Member Newsletter
November 2019
2019-20 Supervisory Basics Leadership Series

This is a workshop series designed to build confidence and expertise in managing and supervising others. It is delivered in a practical format including face to face and web conferencing. It is relevant for new supervisors in school districts, cities, counties and other governmental agencies.

Face to Face Meeting : December 10
Webinars : Monthly October through May

There are three strands: Beginner, Intermediate and Advanced.  View more details on workshop flyer.
Education Solutions
Contact Stephanie Strenge with questions on the SWWC Center for Transition and Careers!
2019-20 Student Enrichment Opportunities
Be sure to add these other dates to your calendars:
Project SEARCH Student Applications

Project SEARCH is an opportunity for students to transition from high school to community employment by working Monday to Friday, generally from 8am to 3pm, during the school year. Students are provided an opportunity to participate in three 10-week internship rotations at the hospital that best meet their interests, experiences and abilities. A job coach, program instructor, and department staff work with the students (and IEP team) to help them develop the necessary interpersonal and job skills to gain meaningful employment. 

Applications for the 2020-21 school year are due January 10, 2020 . You can find information on eligibility requirements and the student application at You can also contact Mary Kay Lacek at with any questions.
Administrative Solutions
Health and Safety Update - Tis the Season for Decorations
Holiday lights, ornaments, decorations, fake trees, garland! What better way to show our excitement about the upcoming holiday season than to decorate? Before we start Decking the halls with our holiday cheer, it is important to take a moment to remember a few important safety regulations.
  • Elctrical cords must never go through doorways.
  • Holiday decorations must be temporary only and must be removed once the holiday has passed.
  • Do not completely cover doorways, as exits must be identifiable at all times.
  • Follow the instructions on lighting strings and fixtures including the maximum number of lighting sections that can be connected together.
  • Extension cords must be temporary only and should be unplugged at the end of each class period/school day.
  • Power strips must be plugged into a wall outlet.
  • NEVER plug power strips and extension cords together. This is known as “daisy chaining” and is a fire hazard.
By following these rules, you can help your school stay FESTIVE and SAFE at the same time!
Mark Your Calendars for the Technology Leadership Workshops
Tuesday, January 21, 2020
IT 2 2020 - March 15-16, 2020
Tuesday, April 21, 2020
Wednesday, June 10, 2020
Contact David for more information on technology integration solutions for your school!
Partner News
Referenda Success with ICS: The Story Behind the Numbers

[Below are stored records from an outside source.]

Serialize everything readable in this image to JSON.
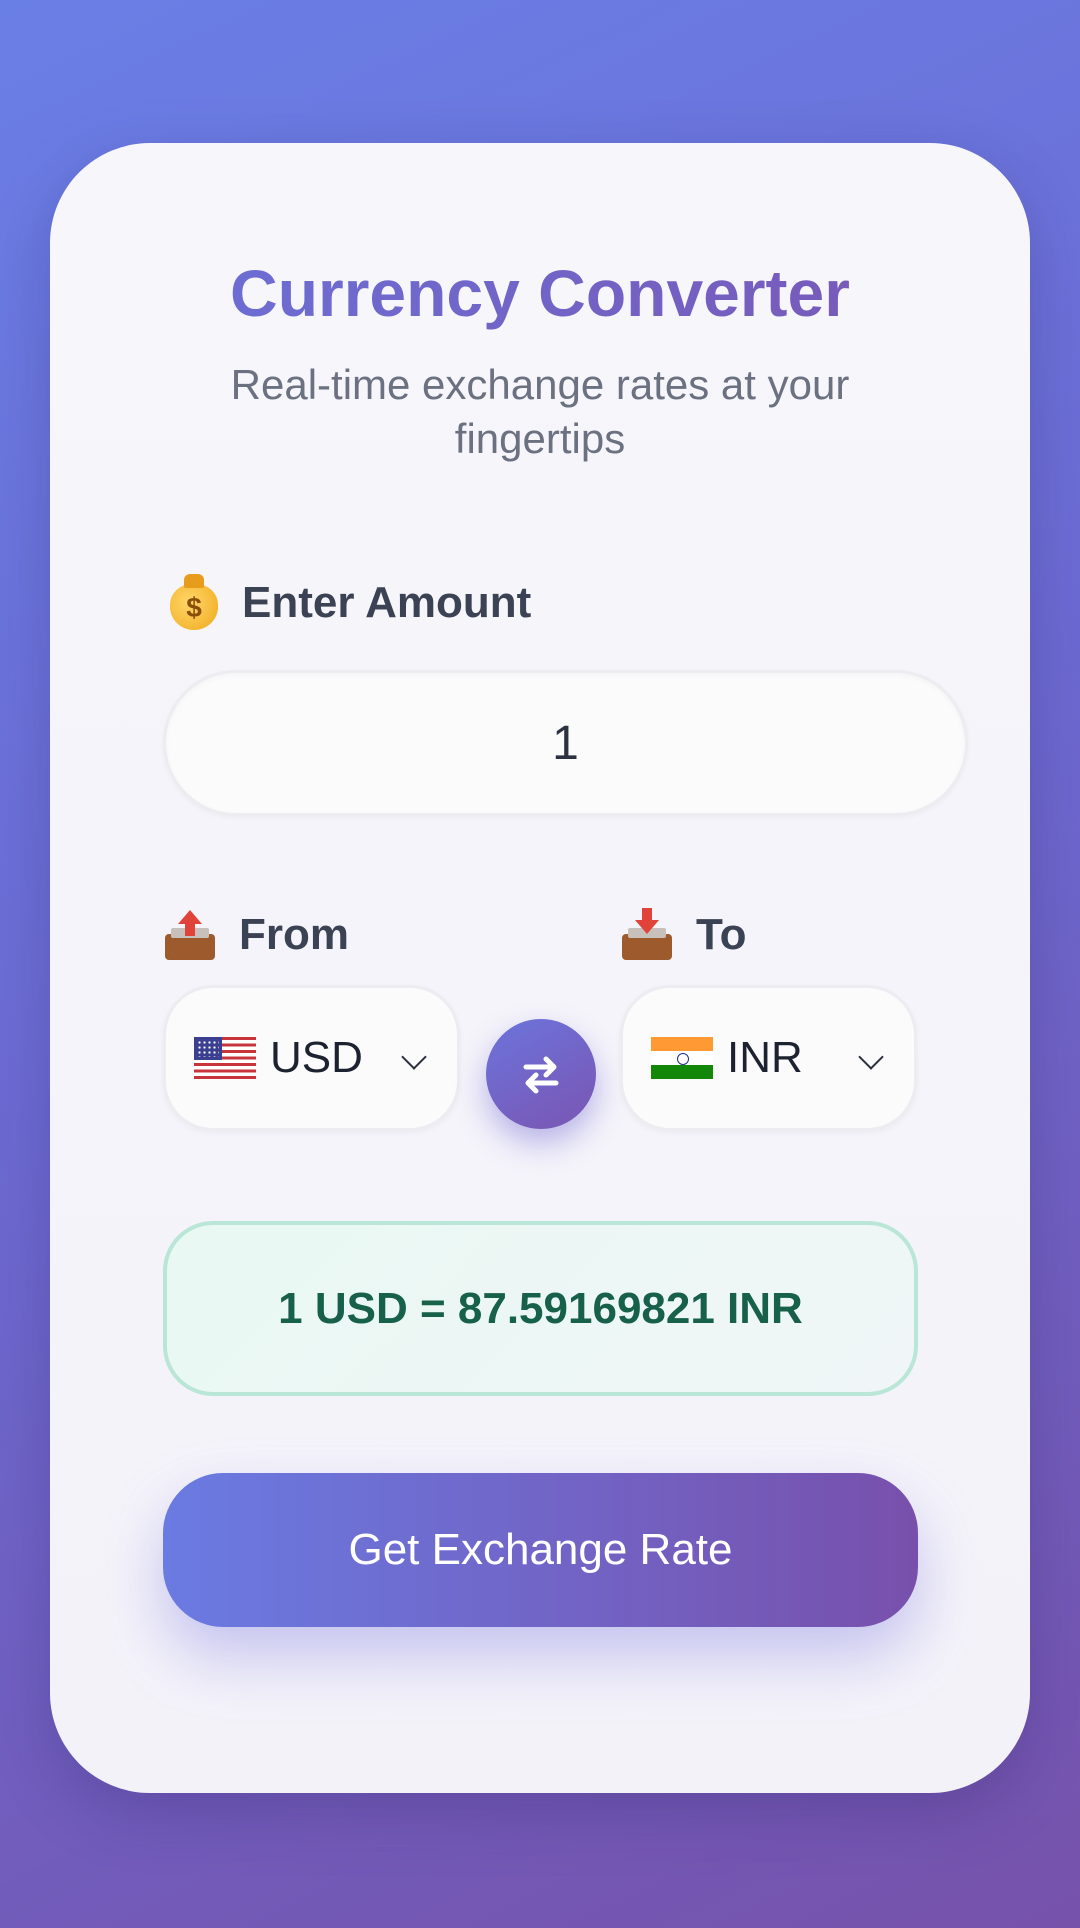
{
  "header": {
    "title": "Currency Converter",
    "subtitle": "Real-time exchange rates at your fingertips"
  },
  "amount": {
    "label": "Enter Amount",
    "value": "1",
    "icon": "money-bag-icon"
  },
  "from": {
    "label": "From",
    "icon": "outbox-tray-icon",
    "currency": "USD",
    "flag": "us-flag-icon"
  },
  "to": {
    "label": "To",
    "icon": "inbox-tray-icon",
    "currency": "INR",
    "flag": "india-flag-icon"
  },
  "swap": {
    "icon": "swap-arrows-icon"
  },
  "result": {
    "text": "1 USD = 87.59169821 INR"
  },
  "actions": {
    "get_rate_label": "Get Exchange Rate"
  },
  "colors": {
    "accent": "#6a72d9",
    "accent_end": "#7a56b4",
    "result_text": "#17604a",
    "result_border": "#b9e6d6"
  }
}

K-12 school districts need advocates to guide them through the complex process of passing referenda. ICS team members have worked with and for school districts on referenda for more than 50 years, striving to help students, staff, and communities come together to resolve facility-related and educational programming needs.

With  ICS  as a trusted partner and advocate, school bond referendum efforts have a 21% higher passage rate based on election cycles from the past two years. In November 2018, ICS had an 88% success rate with districts overall, and the success rate for the past two years is 66%. Rural districts make up a vast majority of these successes. In the past decade, ICS has supported over 60 Minnesota school districts in securing $1.7 billion in voter-approved funds. For all referenda, ICS has a 75% success rate within two tries. Political climates vary throughout the state, and ICS meets challenges through continued stakeholder engagement. (These statistics are based on election results posted by the  Minnesota School Boards Association).